Right Bank: Montmartre
Where to Stay in Paris
ABOVE: The three-star
Arts is on the southern slope of
Montmartre, about a block west of the Abbesses Métro stop. INSET BELOW: Two
budget hotels, the Roma Sacré-Coeur and the
Hotels in Montmartre (18th
Montmartre is "village Paris" at its best, and we find it
irresistible. It's a few kilometers from the center of town (and at least 45
minutes from the Seine if you're walking downhill), but several
Ligne 12--offer good connections to major sightseeing areas. (Mind you,
if you're like us, you may find it hard to leave the neighborhood.)
Montmartre is also convenient to
the Gare du Nord, which is served by
Eurostar, Thalys, and the
RER "B" line from
Charles de Gaulle and
Orly airports. If you're a
shopper, you can easily reach Printemps, Galeries Lafayette, and other major
stores in the 9th arrondissement on foot.
Montmartre consists of two main
The southern side of the
Butte or hill, below Sacré-Coeur, which is
the more "villagey" part with narrow streets, tiny shops and restaurants,
and (how can we not mention them?) the grocery store and café from the film
The northern slope of the hill,
which has less of a village atmosphere but is a pleasant, prosperous
residential neighborhood with a far lower ratio of tourists to residents.
You'll also find a neighborhood on
top of the Butte, around Sacré-Coeur and the Place de Tertre, but it's
small and tends to be overrun by mass-market tourist crowds.
For more information on accommodations in the neighborhood, see
our Hotels in Montmartre article (which also
discusses holiday apartments and has links to firsthand reports on Montmartre
apartments that we've rented).
From the Gare du Nord, it's about a 20- or 25-minute walk to
most Montmartre hotels.
Montmartre is in a single arrondissement: the 18th. Don't be
deceived by properties that claim to be in Montmartre when they're
merely near the district.
Booking.com represents an apartment hotel,
Adagio Paris Montmartre,
that's worth considering if you want your own kitchen.
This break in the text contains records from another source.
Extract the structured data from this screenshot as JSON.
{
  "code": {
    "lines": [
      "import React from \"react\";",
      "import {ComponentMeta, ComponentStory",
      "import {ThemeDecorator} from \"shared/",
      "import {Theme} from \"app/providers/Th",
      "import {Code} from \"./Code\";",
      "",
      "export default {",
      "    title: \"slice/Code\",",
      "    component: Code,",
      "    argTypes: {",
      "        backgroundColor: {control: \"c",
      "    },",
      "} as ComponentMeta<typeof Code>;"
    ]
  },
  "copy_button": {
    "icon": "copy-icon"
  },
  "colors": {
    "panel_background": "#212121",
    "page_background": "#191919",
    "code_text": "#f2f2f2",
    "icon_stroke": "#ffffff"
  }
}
Rates are reasonable, the
location couldn't be better (it's at the end of a quiet, atmospheric lane on
the southern slope of the Butte), and there's no minimum stay requirement.
If you sleep here, you can pick up croissants from one of the many bakeries
nearby and enjoy breakfast in your kitchenette-equipped studio or apartment.
Two budget hotels are
especially noteworthy, if only because of their locations: The
Timhotel Montmartre is on a lovely tree-shaded square near the Abbesses
Métro stop, and the
Hôtel Sacré-Coeur is directly above a café on Montmartre's northern
slope where you can enjoy breakfast on a landscaped terrace next to the
street and the public stairs that lead to the Lamarck-Coulaincourt Métro
stop. (It's the kind of café where you're likely to see neighborhood
having breakfast with their dogs.)
The main drag along the very bottom edge of Montmartre (the
boulevards of Clichy and Rochechouart) is heavy on discount stores and sex
shops. This doesn't faze the French, who contentedly push their baby
strollers to supermarkets that are within ogling distance of strip joints,
but it might be a concern if you'd rather not have the
Musée de l'Érotisme or a peep show
down the block.
CDG, Orly, Beauvais Airports